Just the thought that someone running a medical company thinks he can gather evidence worth talking about by just observing old people who got blood transfusions tells you all you need to know. He's willing to completely fabricate claims about the benefits of this treatment.
We now how much of a nightmare Theranos was -and that was a relatively passive procedure they were selling. What happens when this scrappy start up skimps on the screening tests for their donors and end up with venereal diseases in their blood supply? The old 'fake it till you make it' doesn't fly here.
Indeed, we all know that it’s impossible to develop any kind of scientific knowledge outside randomised control trials. That’s why no one has any scientific opinions on the health effects of smoking tobacco or the long term effects of lead exposure on humans.
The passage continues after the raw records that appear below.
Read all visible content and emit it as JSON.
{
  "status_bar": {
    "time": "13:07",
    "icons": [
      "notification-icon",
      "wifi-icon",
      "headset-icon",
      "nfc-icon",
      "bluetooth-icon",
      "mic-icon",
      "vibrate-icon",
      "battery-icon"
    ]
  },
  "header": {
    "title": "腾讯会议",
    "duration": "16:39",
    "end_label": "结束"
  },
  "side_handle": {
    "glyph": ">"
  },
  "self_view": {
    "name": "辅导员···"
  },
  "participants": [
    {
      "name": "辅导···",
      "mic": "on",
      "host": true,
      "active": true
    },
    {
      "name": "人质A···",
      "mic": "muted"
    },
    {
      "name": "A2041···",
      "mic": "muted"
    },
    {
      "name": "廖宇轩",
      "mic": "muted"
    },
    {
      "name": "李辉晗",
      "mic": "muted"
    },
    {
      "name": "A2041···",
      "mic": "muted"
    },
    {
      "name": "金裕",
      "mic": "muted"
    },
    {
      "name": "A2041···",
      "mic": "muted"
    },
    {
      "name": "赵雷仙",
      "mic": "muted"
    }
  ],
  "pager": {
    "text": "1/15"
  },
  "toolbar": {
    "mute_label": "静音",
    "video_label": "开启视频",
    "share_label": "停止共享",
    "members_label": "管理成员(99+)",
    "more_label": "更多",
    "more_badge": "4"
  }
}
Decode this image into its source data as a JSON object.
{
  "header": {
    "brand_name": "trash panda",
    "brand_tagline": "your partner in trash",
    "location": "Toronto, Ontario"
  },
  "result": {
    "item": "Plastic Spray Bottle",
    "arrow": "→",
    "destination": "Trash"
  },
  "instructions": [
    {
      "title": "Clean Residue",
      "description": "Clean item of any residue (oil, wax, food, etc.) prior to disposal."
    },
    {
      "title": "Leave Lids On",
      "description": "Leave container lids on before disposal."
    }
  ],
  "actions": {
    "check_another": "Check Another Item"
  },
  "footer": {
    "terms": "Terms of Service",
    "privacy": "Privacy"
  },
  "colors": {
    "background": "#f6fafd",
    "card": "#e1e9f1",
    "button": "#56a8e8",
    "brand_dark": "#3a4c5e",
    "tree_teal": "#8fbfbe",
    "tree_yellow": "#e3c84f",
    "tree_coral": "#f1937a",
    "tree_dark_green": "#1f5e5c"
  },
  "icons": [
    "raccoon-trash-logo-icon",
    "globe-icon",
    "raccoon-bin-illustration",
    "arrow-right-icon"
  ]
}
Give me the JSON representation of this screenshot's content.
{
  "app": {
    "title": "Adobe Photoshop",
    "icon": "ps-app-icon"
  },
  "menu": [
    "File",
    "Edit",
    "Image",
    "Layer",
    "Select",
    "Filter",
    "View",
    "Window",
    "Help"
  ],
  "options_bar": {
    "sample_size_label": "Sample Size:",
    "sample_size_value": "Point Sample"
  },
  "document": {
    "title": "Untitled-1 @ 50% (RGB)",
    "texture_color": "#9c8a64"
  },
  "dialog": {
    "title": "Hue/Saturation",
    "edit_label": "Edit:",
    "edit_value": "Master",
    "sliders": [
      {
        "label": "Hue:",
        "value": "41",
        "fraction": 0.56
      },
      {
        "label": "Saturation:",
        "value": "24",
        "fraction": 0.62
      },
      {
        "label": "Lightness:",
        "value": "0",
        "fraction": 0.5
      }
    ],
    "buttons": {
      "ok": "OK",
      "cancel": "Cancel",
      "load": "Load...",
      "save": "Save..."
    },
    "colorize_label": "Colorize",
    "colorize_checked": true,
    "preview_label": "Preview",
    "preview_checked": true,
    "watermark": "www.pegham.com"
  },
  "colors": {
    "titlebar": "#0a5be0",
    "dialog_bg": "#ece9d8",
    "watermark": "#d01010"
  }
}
Without RCTs there’s no way to be sure.
This can very easily happen again, and you subject yourself to this danger by receiving blood transfusions.
Blood is a tremendously tricky substance. I guess they have the necessary precautions in place. But still...
Given the history of some SV startups and their move-fast-break-things and fake-it-'til-you-make-it philosophy and looking back at some of the more unsavoury examples I believe you're highly optimistic here.
So I still think this is a bit optimistic.
So I do believe that someone with questionable ethics is much more likely to assume he can get away with mostly-fake lab tests than with killing patients outright with something obvious like a bad reaction to a blood transfusion. Even infections with a blood-borne Virus would probably be discovered within a year or two, because blood transfusions are sort of the first culprits you have in mind.
I know that the Vampire Facial has been a popular supposed beauty treatment for at least a couple of years.
When I become king, all of this would be outlawed along with homeopathy.
I think I’m doubly bitter about homeopathy in particular because it’s available on the NHS. My tax money is going to fraudsters.
Luckily this is no longer the case (in general)!
Investment is good for creating future wealth. Not using money rounds to investment, not at a personal level, but at a macroeconomic one.
So either the specific mixture of stuff in "young blood" is better, or they mean the specific molecules are healthier because of their origin. The latter is homeopathy style chemistry, and the former seems mostly like a contrived way of taking hormonal supplements.
Something similar exists: PRP injections, which may be quackery, but seem to attract a lot of interest especially in sport medicine.
However, PRP is autologous. The only real risk are bacterial infection because of breaching the skin.
With Ambrosia, we are talking about repeated transfusions. Would you share needles with a stranger, even after reading their serologic status is clean, and some kind of a vetting process?
Personally, I wouldn't, but I am certainly very grateful to all the volunteers engaging in this trial: if there is something of interest, I will learn from their experience. If not, they will have taken the risk for me.
In both cases, I benefit.
"Young Blood Rejuvenates the Aging Brain"
> Previous studies have demonstrated that instilling young blood into an old rodent can rejuvenate peripheral tissues, such as liver and muscle, and can stimulate the birth of new nerve cells in the brain. The authors show that this method can also counteract age-related declines in learning and memory by activating specific signaling pathways in the hippocampus, a region of the brain involved in learning
> These experiments raise the fascinating possibility that transfusion of blood or specific bloodborne factors from young humans might rejuvenate the aged human brain.